- DATA FOR THE TASK
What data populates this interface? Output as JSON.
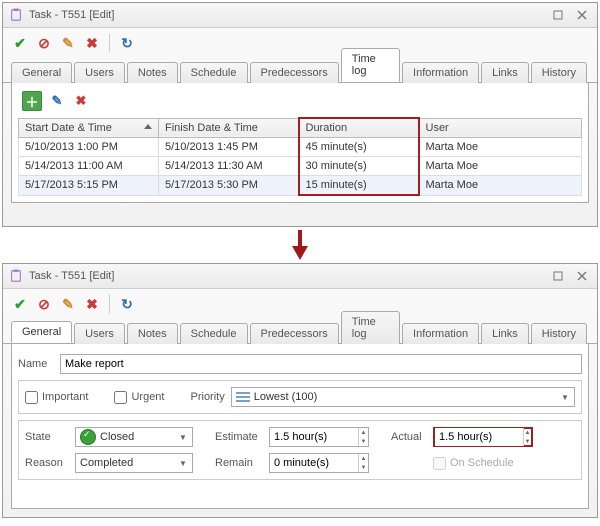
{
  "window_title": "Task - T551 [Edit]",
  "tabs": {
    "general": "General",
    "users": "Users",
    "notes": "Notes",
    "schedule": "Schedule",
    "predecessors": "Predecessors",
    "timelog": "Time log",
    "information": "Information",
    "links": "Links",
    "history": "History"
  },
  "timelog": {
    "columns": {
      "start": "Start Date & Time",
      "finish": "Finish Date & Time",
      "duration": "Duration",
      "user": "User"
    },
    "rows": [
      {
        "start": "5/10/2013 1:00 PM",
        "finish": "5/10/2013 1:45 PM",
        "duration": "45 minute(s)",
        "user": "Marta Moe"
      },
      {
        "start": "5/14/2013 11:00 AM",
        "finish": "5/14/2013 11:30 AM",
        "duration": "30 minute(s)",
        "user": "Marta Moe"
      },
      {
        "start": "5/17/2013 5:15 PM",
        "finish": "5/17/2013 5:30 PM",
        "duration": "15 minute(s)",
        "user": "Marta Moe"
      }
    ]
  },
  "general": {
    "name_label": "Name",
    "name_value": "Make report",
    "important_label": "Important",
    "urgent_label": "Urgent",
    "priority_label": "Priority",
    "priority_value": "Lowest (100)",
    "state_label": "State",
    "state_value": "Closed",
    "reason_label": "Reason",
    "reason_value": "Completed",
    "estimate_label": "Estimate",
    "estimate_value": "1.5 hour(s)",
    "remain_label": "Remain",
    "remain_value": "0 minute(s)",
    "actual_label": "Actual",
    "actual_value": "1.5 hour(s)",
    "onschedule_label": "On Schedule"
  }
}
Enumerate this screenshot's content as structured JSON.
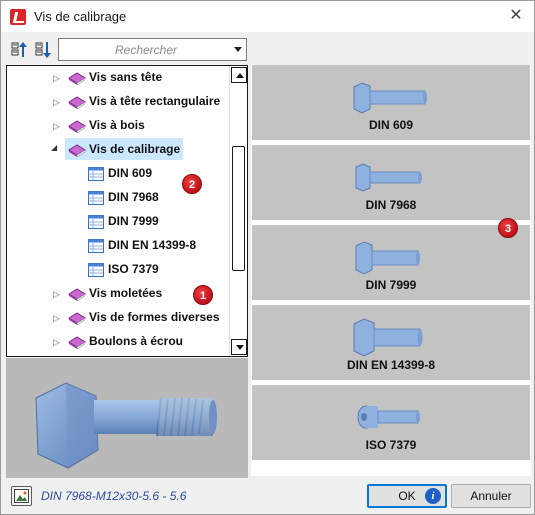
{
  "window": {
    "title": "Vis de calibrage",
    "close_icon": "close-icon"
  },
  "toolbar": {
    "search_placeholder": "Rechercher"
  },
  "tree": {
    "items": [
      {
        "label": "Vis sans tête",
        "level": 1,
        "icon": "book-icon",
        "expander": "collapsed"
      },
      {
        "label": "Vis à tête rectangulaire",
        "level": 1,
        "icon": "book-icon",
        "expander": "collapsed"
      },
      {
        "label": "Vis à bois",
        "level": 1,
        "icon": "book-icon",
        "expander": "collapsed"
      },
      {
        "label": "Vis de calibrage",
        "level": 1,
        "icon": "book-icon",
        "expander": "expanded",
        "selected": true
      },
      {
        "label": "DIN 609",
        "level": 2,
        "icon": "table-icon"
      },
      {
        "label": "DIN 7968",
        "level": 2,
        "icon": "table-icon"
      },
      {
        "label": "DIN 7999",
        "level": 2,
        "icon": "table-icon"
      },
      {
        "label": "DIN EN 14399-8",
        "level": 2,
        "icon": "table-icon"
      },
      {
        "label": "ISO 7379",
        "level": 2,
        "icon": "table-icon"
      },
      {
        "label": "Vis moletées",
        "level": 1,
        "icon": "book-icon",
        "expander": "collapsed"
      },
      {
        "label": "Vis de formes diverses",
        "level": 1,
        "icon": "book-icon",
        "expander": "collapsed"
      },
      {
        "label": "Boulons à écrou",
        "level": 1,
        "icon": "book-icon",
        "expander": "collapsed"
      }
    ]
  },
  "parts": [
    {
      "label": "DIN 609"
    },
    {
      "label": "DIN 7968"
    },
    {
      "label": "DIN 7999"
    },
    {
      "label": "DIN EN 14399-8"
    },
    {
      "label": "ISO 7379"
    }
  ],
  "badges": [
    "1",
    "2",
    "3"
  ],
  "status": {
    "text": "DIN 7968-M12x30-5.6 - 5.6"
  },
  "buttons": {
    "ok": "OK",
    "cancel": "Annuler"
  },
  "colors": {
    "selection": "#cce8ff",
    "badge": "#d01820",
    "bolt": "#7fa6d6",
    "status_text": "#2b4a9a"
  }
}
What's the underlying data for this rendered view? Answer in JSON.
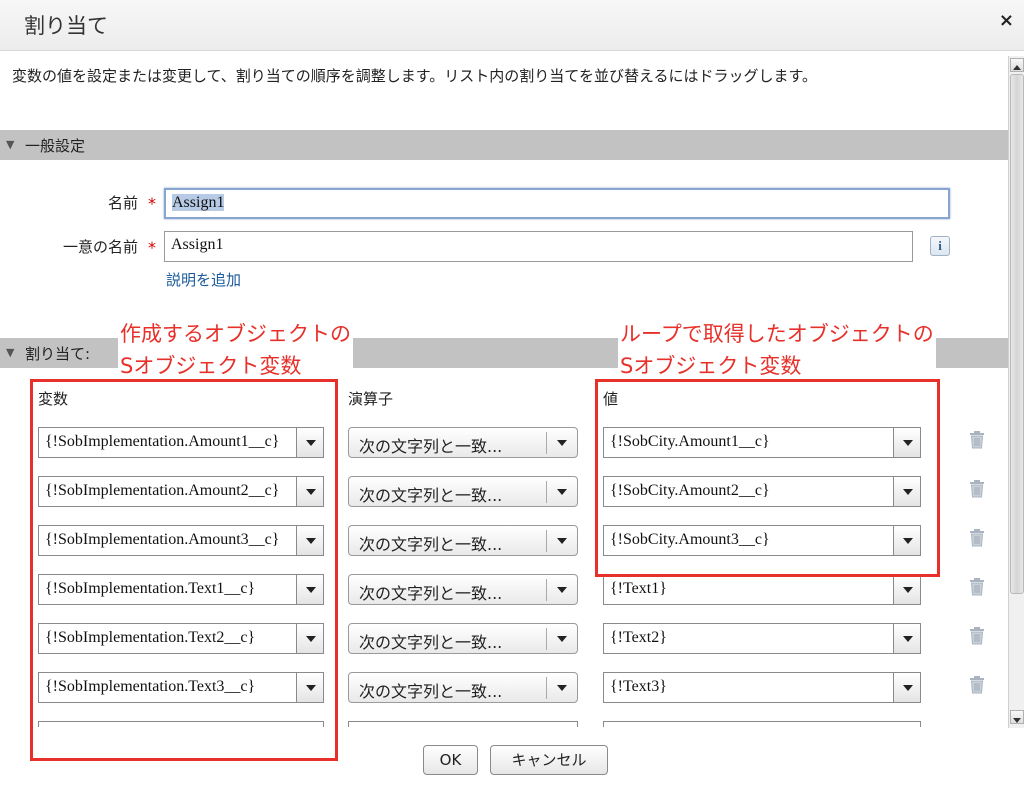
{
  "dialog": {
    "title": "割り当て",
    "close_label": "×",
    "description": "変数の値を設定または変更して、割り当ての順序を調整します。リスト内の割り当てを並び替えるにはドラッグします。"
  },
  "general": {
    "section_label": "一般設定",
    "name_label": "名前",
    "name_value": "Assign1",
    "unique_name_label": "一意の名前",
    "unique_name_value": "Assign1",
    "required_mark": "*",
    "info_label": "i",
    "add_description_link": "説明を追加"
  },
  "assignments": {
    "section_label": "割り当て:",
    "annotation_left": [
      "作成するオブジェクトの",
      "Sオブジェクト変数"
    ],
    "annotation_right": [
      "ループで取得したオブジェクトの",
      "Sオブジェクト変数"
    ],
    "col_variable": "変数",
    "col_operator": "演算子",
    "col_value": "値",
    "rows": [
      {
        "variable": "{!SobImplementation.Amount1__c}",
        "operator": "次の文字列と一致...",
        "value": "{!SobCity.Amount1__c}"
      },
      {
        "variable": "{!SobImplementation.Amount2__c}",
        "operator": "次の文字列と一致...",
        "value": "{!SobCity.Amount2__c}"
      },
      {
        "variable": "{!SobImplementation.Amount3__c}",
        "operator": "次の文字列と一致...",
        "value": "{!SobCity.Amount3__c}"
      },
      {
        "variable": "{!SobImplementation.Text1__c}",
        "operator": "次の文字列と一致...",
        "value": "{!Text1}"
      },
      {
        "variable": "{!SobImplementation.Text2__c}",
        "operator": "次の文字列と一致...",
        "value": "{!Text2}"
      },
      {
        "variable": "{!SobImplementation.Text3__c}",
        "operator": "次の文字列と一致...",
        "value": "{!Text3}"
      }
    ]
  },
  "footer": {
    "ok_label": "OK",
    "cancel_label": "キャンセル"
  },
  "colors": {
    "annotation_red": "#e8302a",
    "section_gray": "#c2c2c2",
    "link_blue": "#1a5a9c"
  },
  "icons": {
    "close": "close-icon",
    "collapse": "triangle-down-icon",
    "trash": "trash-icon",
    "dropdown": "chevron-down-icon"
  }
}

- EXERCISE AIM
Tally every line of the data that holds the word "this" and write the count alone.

- SOLUTION
3